Delys Bird and Tony Hughes-d’Aeth (eds): Westerly Vol. 57, No. 2

Westerly Vol. 57, No. 2

edited by Delys Bird and Tony Hughes-d’Aeth

Westerly Centre, $29.95 pb, 193 pp, 9780987318015

‘Tell me about it: you can trust me. I’m a writer.’ This ‘cautionary joke’ – one of few in this sober volume – cited in an essay by Frank Moorhouse, could be an epigraph for the latest Westerly. Editors Bird and Hughes-d’Aeth asked a selection of writers to share their thoughts on the ethics of writing. The ensuing essays include depictions of the past and of family in non-fiction, and play off each other interestingly. Kim Scott, Tiffany Shellam, and Clint Bracknell reflect on the Indigenous experience of colonisation. Scott offers a letter of sorts to an unnamed prison inmate, the result characteristically self-reflexive. Shellam delves into the archives to deconstruct the ‘friendly frontier’ trope, and Blaze Kwaymullina, in a metaphorically laboured appropriation of an appropriation, builds poems from the rearranged words of colonial archival documents.

Read the rest of this article by subscribing to ABR Online for as little as $10 a month.

We offer a range of subscription options, including print, which can be found by clicking here.

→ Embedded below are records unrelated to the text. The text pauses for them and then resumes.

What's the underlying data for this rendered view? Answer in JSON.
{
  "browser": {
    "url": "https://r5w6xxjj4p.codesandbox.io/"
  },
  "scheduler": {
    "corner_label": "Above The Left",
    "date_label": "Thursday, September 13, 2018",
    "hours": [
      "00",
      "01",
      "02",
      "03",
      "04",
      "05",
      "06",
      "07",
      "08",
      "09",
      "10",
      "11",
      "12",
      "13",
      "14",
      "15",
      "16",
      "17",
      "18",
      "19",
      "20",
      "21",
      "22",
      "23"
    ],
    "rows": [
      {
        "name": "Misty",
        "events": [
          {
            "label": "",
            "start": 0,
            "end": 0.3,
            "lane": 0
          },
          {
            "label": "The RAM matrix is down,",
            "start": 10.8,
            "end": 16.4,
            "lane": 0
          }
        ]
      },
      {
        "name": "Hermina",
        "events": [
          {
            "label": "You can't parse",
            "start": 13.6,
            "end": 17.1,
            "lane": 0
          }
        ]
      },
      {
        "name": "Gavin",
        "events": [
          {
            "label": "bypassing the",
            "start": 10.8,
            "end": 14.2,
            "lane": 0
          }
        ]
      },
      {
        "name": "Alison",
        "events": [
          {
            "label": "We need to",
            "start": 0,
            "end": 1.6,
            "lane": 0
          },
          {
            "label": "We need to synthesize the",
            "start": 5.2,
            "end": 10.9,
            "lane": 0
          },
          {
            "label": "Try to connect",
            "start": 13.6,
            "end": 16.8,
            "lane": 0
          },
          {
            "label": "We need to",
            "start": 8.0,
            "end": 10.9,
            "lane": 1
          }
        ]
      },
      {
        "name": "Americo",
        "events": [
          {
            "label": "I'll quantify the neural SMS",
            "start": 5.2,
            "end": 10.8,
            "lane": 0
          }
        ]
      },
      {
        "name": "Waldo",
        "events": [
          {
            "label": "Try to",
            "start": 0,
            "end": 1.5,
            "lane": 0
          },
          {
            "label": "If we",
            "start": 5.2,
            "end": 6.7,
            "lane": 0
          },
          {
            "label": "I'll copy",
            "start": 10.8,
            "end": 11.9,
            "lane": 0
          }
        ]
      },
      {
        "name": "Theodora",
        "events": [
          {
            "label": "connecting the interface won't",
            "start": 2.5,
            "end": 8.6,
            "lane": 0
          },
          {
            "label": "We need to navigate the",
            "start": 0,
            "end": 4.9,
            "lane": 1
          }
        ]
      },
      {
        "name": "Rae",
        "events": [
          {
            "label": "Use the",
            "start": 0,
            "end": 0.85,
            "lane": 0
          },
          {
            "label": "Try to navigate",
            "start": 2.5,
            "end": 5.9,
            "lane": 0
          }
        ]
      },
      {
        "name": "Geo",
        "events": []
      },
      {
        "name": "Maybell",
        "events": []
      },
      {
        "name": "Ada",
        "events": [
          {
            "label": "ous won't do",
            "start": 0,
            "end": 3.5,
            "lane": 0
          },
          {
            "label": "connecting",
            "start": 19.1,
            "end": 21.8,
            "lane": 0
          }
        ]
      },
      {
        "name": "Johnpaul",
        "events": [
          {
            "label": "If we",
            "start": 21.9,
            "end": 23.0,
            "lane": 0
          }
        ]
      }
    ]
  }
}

If you are already a subscriber, enter your username and password in the ‘Log In’ section in the top right-hand corner of the screen.

If you require assistance, contact us or consult the Frequently Asked Questions page.

Published in May 2013, no. 351
Anthony Lynch

Anthony Lynch

Anthony Lynch lives on the Bellarine Peninsula, Victoria, where he writes poetry, fiction, and reviews. His work has appeared in The Age, The Best Australian Poems, Island, and Southerly. His short story collection Redfin (2007) was shortlisted for the Queensland Premier’s Literary Awards. His poetry collection Night Train was published in late 2011 by Clouds of Magellan. He is publisher at the independent publishing house Whitmore Press and an editor at Deakin University.

Leave a comment

Please note that all comments must be approved by ABR and comply with our Terms & Conditions.

NB: If you are an ABR Online subscriber or contributor, you will need to login to ABR Online in order to post a comment. If you have forgotten your login details, or if you receive an error message when trying to submit your comment, please email your comment (and the name of the article to which it relates) to We will review your comment and, subject to approval, we will post it under your name.